Ed Goodale is taking the British music scene by storm; we caught up with him in the midst of his summer serving the festival scene...
Interview Helen Brown
Ed Goodale is the singer/songwriter rapidly establishing himself on the acoustic and roots scene. Having been diagnosed with Asperger’s Syndrome, Ed lives with ‘a gift’, that provides acute observation and interpretation of life. His lyrics are thought-provoking, highly mature and connect profoundly with his audience. Despite his young age, Ed has played extensively at gigs and festivals throughout the UK and Europe, including Glastonbury this year. His lively set with brother Ollie on percussion draws a crowd to every stage he plays. We caught up with him ahead of his performance at Henley Festival this week…
What’s your biggest source of inspiration when it comes to songwriting?
I write my songs about how I see the world; my first song was ‘Symptoms’, which is my interpretation of living with autism. I have gone on to write songs about holidays (‘Paradise’); my first ride on the London Underground which I found quite scary (‘Coming Up For Air’) and generally about life as I see and feel it. One of the first lines I wrote was ‘The Feelings and Spaces Around’ which I guess sums it up.
What music were you influenced by growing up?
We grew up in Scotland and my dad was really into Celtic music, fiddles, pipes, the whole works. My brother and I grew up with some fantastic Scottish bands like Runrig (who we have seen and met about a dozen times), Wolfstone and loads of others. We also grew up with bands that my dad loves like Show Of Hands, Big Country and Marillion. I also went through the teenager music stuff with deafening metal music and other genres. Basically, I love all types of good music. I’ve just come back from Glastonbury and saw and loved everything from Steve Harley, First Aid Kit, The Dropkick Murphys – anything that is good music I listen to and it is so easy to find music today.
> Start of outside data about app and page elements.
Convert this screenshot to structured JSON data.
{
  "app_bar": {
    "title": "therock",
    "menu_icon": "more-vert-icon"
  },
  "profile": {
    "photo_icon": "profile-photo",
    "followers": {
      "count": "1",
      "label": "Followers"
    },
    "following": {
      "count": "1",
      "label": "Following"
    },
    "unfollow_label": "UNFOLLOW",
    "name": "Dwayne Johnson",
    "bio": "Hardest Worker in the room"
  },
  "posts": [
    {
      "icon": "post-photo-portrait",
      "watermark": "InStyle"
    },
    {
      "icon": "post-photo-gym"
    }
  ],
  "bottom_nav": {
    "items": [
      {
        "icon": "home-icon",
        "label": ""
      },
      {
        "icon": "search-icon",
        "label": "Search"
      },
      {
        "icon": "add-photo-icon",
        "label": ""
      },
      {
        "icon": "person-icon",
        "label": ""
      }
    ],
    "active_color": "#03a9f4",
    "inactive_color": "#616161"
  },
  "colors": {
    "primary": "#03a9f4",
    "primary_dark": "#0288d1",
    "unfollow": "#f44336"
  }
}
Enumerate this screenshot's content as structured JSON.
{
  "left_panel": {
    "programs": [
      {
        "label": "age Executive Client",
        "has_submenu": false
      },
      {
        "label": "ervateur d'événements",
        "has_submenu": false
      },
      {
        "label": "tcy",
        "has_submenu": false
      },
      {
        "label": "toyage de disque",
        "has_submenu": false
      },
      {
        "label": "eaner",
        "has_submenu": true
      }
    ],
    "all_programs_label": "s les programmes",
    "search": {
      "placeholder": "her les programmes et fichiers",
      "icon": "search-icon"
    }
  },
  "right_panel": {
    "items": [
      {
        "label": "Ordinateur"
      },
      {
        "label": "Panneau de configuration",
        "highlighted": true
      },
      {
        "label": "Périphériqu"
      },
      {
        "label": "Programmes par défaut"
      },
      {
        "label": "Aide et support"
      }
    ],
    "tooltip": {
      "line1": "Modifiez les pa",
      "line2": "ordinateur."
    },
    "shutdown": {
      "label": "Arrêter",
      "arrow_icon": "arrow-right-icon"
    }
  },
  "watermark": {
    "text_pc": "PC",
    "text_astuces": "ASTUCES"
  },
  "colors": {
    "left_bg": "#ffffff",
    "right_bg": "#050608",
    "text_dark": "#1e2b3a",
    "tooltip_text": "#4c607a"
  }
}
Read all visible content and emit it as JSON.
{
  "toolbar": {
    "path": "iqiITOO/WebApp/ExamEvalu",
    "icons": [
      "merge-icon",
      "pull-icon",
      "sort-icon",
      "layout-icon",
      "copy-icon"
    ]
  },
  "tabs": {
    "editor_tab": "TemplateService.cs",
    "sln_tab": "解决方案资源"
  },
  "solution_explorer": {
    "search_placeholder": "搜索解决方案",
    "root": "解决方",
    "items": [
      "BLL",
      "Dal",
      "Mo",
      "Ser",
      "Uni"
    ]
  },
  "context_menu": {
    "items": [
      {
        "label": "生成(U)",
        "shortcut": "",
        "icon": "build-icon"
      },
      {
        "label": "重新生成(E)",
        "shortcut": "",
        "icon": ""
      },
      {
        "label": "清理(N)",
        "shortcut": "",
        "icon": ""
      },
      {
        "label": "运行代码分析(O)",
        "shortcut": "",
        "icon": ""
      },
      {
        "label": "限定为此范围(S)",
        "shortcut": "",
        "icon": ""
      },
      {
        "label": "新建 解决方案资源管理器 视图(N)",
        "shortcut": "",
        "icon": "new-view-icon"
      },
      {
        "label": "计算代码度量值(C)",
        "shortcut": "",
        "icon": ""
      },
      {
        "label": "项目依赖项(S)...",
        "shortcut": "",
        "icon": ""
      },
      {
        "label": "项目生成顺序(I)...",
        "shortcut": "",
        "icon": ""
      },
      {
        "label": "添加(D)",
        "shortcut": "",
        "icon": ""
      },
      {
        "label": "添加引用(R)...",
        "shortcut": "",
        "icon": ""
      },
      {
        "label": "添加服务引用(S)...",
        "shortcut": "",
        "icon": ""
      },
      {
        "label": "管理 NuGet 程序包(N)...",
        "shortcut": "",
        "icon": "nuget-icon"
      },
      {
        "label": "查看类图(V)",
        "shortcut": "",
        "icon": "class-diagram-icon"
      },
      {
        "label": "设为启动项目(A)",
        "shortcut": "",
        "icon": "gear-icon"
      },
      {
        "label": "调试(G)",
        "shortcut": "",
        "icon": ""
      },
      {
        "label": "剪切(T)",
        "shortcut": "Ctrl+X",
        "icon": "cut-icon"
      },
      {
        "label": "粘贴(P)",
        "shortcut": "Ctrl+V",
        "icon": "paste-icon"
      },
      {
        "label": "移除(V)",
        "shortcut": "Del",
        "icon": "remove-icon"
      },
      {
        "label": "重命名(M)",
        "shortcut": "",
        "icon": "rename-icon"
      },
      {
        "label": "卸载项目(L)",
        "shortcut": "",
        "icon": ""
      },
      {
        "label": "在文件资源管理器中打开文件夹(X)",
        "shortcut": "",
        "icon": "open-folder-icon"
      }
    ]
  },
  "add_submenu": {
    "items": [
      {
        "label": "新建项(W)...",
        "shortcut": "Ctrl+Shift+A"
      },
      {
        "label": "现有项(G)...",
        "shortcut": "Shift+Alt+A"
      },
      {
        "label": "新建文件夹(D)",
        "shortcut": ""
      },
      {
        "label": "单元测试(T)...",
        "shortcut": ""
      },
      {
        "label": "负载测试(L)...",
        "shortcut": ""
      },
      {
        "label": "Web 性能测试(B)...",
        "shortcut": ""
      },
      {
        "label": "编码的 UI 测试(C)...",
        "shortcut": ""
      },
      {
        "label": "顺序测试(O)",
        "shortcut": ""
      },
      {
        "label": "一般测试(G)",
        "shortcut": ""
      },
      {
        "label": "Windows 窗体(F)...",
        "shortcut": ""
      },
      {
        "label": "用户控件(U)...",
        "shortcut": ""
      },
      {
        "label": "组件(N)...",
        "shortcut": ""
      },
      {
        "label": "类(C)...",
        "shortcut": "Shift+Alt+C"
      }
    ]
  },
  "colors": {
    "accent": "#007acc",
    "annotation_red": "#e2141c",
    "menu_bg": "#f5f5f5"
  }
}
Was there a defining moment when you realised singing and songwriting was the career path for you?
Going to Glastonbury Festival in 2010 – I had never seen anything like it; something new and amazing in every corner and different sounds from all directions. I was having a difficult time at school due to my Asperger’s and my release was to shut myself in my room and strum away on a guitar I had been given one Christmas. I loved it, I was producing music and it sounded good.
Soon I started to put some words to these tunes; I wrote about my life and how I saw the world. One tea time in 2011 I told the family I was going to sing a song on the open mike stage at the local festival. Yes I was nervous but it felt so right; I got up there and sang ‘Sometimes’ and people loved it. At that moment I crossed a line and found my path in life.
How much of a role does Asperger’s play within your music and songwriting?
Early on it played quite a significant role as I was able to write some nice songs that people liked and we did a lot of work with the National Autistic Society. Asperger’s still drives me on and I get inspiration for writing through the way I see the world. Over time though I have become more confident on stage having played loads of gigs and festivals and I now have Ollie my brother alongside me playing percussion. We have such a blast on stage which really helps.
I still have my little ways pre and post gig as well, and I like having my mum and dad around as well for reassurance and checking everything is ok with sound, lights etc. So yes it does define me but I am starting to think my songs and our live performances stand on their own.
Without your diagnosis, do you think you would you be doing the same thing?
Probably not. It took a while to get diagnosed as being on the spectrum and up to then I had difficulty in education. Mum and Dad spent as much time at school as I did. When I was diagnosed a lot fell into place not just for me but for the family and everyone around me including teachers. I have a very supporting family who have encouraged me and helped me in my music career – if I had not been diagnosed they would still have been supportive but I may not have found my music and I am sure I would not have been as happy as I am now with such a purpose in life.
If you could collaborate with anyone currently on the music scene, who would it be and why?
Your question is a difficult one for me as I am quite single minded about my music but there are so many great people out there – I steer clear of all the excitement of TV music shows as I like to do my own thing and not be told what to sing. I get great inspiration from meeting musical heroes so I guess if Sir Paul McCartney, Steve Harley or Steve Knightley from Show Of Hands said come on let’s write a song or come and join us on stage that would kick me on a bit.
What are you most looking forward to about playing at Henley Festival this summer?
Henley Festival is a really great opportunity for Ollie and I. It will be a different vibe to Glastonbury but to play at such a prestigious wonderfully organised festival in such a nice place really means a lot to us, and that people are starting to connect and like what we do gives us such a lift. We are playing the Bedouin tent on the Thursday evening, following which we will take in the Pet Shop Boys.